HSBC is to apologize to US lawmakers for failing to have appropriate controls in place to ensure it did not facilitate the financing of terrorism and other criminal activities, transgressions that analysts estimate may cost it up to $1 billion in fines.
In an internal memo to staff ahead of the British bank’s scheduled appearance in front of the US Senate’s investigative panel on July 17, Stuart Gulliver, chief executive, wrote: “Between 2004 and 2010, our anti-money laundering controls should have been stronger and more effective, and we failed to spot and deal with unacceptable behavior.”
He said it was “right that we be held accountable and that we take responsibility for fixing what went wrong”.
His comments came a week after Bob Diamond was forced to resign as chief executive of Barclays in the wake of the bank being hit with a record fine for rigging borrowing rates. Mr. Diamond and Marcus Agius, the outgoing chairman, have both apologized for the behavior of those involved.
Mr. Gulliver warned that HSBC was likely to face further action from other US authorities in coming months.
HSBC said in its 2011 annual report that fines relating to money laundering issues could be “significant”. There has been speculation among analysts that the bank could be hit with a higher charge than the $619m ING, the Dutch bank, agreed to pay to settle accusations it violated US sanctions by helping Iranian and Cuban companies move billions of dollars through the US financial system. Some have suggested it could be as much as $1 billion.
The hearing next week – likely to be attended by Irene Dorner, chief executive of HSBC’s North American business, and at least one other senior executive – comes after the bank was ordered to overhaul its internal controls in the US.
In 2010 a probe by the Federal Reserve and the Office of the Comptroller of the Currency found there was “a significant potential for unreported money laundering or terrorist financing”.
HSBC is expected to provide details of the changes it has made to strengthen its compliance and risk-management controls.
Mr. Gulliver told staff in the memo that the bank has doubled the amount it spends on compliance from $200m in 2010 to $400m and restructured its global operations to make it easier to manage.
The money laundering investigation is one of a litany of legal and regulatory woes that have hit HSBC since the financial crisis.
It has suffered a particularly tumultuous period in the US following its rapid expansion there in the years leading up to the financial crisis.
HSBC faces inquiries relating to its ill-timed $14 billion purchase of Household Finance, a US subprime lender, in 2003. The bank has been accused of breaching international sanctions. Meanwhile, some of HSBC’s private banking customers have been targeted in a tax evasion probe by the US Internal Revenue Service.
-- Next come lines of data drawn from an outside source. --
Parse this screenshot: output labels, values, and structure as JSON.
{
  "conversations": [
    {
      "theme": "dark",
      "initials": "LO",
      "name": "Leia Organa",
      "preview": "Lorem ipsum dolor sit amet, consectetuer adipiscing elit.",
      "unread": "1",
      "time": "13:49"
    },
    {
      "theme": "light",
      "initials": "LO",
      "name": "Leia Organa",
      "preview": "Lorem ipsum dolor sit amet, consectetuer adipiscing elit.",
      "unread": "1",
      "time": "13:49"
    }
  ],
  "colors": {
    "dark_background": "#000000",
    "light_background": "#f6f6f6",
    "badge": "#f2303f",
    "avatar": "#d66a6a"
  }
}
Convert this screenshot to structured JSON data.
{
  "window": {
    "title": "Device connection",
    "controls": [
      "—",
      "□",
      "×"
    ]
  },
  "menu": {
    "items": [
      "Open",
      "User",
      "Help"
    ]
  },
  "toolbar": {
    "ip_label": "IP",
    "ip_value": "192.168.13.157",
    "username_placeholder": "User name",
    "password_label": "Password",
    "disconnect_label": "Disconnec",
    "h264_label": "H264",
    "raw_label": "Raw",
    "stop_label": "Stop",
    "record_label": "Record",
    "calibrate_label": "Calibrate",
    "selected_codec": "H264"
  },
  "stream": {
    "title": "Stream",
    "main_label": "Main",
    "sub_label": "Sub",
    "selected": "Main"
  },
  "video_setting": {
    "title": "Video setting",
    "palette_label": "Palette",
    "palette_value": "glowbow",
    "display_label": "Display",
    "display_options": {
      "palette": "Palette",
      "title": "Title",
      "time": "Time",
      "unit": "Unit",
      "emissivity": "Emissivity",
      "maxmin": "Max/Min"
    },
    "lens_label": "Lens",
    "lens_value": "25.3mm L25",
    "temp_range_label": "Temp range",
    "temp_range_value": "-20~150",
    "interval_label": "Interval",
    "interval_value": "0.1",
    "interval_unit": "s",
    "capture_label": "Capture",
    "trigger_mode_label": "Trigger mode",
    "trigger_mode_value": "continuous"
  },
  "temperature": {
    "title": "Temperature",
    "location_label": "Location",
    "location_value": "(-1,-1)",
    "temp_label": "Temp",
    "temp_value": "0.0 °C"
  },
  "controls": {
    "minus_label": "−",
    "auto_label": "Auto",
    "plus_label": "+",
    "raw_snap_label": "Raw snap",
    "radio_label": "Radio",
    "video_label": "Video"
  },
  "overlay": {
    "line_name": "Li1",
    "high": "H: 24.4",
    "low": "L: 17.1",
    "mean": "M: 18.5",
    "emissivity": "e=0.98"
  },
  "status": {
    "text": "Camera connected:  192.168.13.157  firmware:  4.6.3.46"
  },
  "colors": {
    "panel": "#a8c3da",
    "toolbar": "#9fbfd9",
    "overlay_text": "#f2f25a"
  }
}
A number of other banks including Credit Suisse , Lloyds and Barclays have also been fined over failures relating to US money laundering or sanctions breaches.